== Segment start ==
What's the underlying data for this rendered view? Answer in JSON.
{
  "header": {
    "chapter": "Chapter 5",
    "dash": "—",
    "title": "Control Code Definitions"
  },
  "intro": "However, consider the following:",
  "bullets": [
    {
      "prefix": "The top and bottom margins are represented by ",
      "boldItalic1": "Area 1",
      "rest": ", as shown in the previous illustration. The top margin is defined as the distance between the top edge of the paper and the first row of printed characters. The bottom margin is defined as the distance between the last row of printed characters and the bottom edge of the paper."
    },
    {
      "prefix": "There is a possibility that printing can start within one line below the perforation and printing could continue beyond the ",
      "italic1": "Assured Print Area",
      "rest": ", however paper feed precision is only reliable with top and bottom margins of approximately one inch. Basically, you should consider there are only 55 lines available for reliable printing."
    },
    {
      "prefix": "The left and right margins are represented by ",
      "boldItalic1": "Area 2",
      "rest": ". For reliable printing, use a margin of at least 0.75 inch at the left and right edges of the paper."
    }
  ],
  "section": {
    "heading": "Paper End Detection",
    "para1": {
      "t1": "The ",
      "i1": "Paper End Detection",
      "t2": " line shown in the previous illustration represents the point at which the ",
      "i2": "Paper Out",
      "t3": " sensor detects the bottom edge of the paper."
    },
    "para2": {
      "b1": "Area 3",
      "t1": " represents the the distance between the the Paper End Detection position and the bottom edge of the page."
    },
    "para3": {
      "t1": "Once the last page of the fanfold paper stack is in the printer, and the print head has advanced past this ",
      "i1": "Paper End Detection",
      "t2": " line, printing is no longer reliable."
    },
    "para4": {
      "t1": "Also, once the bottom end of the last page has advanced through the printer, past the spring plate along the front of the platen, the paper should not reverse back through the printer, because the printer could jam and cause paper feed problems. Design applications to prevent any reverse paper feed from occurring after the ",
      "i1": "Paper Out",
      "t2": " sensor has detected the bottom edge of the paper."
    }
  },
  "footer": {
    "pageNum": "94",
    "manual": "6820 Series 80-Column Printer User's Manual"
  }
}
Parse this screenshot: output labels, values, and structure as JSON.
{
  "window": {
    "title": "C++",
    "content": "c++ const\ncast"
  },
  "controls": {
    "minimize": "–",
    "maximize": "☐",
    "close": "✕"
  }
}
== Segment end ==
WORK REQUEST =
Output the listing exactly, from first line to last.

WORKED SOLUTION =
What's the underlying data for this rendered view? Answer in JSON.
{
  "header": {
    "chapter": "Chapter 5",
    "dash": "—",
    "title": "Control Code Definitions"
  },
  "intro": "However, consider the following:",
  "bullets": [
    {
      "prefix": "The top and bottom margins are represented by ",
      "boldItalic1": "Area 1",
      "rest": ", as shown in the previous illustration. The top margin is defined as the distance between the top edge of the paper and the first row of printed characters. The bottom margin is defined as the distance between the last row of printed characters and the bottom edge of the paper."
    },
    {
      "prefix": "There is a possibility that printing can start within one line below the perforation and printing could continue beyond the ",
      "italic1": "Assured Print Area",
      "rest": ", however paper feed precision is only reliable with top and bottom margins of approximately one inch. Basically, you should consider there are only 55 lines available for reliable printing."
    },
    {
      "prefix": "The left and right margins are represented by ",
      "boldItalic1": "Area 2",
      "rest": ". For reliable printing, use a margin of at least 0.75 inch at the left and right edges of the paper."
    }
  ],
  "section": {
    "heading": "Paper End Detection",
    "para1": {
      "t1": "The ",
      "i1": "Paper End Detection",
      "t2": " line shown in the previous illustration represents the point at which the ",
      "i2": "Paper Out",
      "t3": " sensor detects the bottom edge of the paper."
    },
    "para2": {
      "b1": "Area 3",
      "t1": " represents the the distance between the the Paper End Detection position and the bottom edge of the page."
    },
    "para3": {
      "t1": "Once the last page of the fanfold paper stack is in the printer, and the print head has advanced past this ",
      "i1": "Paper End Detection",
      "t2": " line, printing is no longer reliable."
    },
    "para4": {
      "t1": "Also, once the bottom end of the last page has advanced through the printer, past the spring plate along the front of the platen, the paper should not reverse back through the printer, because the printer could jam and cause paper feed problems. Design applications to prevent any reverse paper feed from occurring after the ",
      "i1": "Paper Out",
      "t2": " sensor has detected the bottom edge of the paper."
    }
  },
  "footer": {
    "pageNum": "94",
    "manual": "6820 Series 80-Column Printer User's Manual"
  }
}
Parse this screenshot: output labels, values, and structure as JSON.
{
  "window": {
    "title": "C++",
    "content": "c++ const\ncast"
  },
  "controls": {
    "minimize": "–",
    "maximize": "☐",
    "close": "✕"
  }
}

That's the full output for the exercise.